▶ Web page and app entries:

────────

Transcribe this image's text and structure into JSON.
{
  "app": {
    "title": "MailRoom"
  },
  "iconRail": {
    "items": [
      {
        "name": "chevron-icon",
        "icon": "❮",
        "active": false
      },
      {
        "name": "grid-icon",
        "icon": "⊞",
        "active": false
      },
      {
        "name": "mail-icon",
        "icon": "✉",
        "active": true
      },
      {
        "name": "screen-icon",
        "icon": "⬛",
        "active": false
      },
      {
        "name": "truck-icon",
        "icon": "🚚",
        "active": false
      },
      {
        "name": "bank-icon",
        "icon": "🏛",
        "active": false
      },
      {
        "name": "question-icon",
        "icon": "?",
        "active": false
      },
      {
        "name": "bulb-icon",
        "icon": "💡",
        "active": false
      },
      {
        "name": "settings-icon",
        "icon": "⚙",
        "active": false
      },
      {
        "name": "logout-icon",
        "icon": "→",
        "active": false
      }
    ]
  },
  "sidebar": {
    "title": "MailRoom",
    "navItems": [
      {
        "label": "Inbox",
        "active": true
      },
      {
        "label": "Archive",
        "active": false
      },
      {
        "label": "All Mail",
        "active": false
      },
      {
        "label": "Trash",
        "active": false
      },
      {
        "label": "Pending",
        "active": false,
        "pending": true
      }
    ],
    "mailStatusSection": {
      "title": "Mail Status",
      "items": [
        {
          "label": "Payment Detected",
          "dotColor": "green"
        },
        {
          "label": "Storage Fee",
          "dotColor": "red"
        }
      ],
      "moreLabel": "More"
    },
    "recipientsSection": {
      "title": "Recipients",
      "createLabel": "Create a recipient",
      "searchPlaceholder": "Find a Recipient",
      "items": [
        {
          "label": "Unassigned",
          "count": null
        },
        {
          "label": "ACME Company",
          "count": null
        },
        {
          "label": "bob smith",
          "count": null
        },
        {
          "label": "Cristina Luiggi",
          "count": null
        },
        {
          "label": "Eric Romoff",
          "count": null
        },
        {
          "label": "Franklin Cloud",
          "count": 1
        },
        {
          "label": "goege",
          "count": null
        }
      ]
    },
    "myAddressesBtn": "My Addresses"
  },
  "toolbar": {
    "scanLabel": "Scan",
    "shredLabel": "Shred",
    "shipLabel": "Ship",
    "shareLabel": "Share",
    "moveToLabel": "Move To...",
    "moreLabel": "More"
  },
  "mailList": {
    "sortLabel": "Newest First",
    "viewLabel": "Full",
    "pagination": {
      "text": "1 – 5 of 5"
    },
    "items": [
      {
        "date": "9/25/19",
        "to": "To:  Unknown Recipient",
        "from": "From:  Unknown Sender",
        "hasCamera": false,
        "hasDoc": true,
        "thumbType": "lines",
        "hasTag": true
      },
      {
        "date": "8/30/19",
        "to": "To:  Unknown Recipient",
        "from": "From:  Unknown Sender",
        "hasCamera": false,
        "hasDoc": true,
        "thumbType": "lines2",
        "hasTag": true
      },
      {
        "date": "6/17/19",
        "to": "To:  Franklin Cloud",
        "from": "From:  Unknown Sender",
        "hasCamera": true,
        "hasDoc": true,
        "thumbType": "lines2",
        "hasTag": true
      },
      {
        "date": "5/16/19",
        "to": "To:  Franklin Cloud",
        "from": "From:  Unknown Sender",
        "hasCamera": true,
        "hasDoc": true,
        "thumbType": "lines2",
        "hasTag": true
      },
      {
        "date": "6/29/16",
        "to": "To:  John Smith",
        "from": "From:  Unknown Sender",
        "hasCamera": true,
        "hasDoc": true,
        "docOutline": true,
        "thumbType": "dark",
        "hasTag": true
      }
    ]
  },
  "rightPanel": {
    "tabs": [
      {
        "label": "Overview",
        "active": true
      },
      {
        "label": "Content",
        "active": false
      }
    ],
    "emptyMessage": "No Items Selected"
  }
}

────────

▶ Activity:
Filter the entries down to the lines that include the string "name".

▶ Task answer:
        "name": "chevron-icon",
        "name": "grid-icon",
        "name": "mail-icon",
        "name": "screen-icon",
        "name": "truck-icon",
        "name": "bank-icon",
        "name": "question-icon",
        "name": "bulb-icon",
        "name": "settings-icon",
        "name": "logout-icon",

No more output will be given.